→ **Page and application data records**
※ ※ ※

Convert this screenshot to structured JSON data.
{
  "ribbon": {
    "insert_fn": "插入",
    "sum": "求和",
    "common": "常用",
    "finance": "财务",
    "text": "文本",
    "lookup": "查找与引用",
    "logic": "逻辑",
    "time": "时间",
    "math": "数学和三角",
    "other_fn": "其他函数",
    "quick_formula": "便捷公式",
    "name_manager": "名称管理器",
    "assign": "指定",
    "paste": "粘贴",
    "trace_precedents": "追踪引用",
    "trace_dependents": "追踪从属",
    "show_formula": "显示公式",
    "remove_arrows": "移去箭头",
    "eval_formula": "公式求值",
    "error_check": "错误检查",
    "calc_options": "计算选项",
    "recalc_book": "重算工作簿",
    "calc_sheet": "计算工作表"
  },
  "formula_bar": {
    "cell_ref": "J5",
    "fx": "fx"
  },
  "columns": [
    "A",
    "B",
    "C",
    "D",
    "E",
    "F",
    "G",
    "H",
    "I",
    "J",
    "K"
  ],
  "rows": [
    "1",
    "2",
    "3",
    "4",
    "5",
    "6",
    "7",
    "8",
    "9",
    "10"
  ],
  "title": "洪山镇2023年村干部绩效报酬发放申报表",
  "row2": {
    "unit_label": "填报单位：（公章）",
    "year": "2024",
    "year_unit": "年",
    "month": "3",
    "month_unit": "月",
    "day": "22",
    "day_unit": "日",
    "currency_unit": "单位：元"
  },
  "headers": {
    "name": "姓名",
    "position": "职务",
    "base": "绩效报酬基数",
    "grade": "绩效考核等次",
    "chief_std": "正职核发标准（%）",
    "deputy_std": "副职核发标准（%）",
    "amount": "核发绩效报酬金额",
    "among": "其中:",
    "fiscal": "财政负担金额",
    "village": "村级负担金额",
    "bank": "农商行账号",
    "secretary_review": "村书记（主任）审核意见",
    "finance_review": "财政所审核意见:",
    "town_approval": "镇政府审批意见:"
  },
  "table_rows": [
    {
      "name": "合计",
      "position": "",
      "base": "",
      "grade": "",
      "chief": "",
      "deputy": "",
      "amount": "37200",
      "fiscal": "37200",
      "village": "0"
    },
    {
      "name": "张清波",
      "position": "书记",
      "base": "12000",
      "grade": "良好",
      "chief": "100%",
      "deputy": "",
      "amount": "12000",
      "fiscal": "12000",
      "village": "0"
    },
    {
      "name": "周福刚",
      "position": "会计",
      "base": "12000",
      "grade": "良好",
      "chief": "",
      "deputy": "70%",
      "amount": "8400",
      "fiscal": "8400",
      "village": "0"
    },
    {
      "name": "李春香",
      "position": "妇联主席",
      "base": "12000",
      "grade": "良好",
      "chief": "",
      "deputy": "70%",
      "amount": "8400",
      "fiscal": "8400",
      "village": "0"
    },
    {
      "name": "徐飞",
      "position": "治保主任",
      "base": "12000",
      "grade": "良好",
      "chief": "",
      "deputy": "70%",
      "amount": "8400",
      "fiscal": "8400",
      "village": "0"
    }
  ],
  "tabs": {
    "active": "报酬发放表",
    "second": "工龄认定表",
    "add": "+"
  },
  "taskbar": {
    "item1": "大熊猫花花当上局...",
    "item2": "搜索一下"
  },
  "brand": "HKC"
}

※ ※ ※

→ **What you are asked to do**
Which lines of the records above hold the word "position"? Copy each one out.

→ **Solution below**
    "position": "职务",
      "position": "",
      "position": "书记",
      "position": "会计",
      "position": "妇联主席",
      "position": "治保主任",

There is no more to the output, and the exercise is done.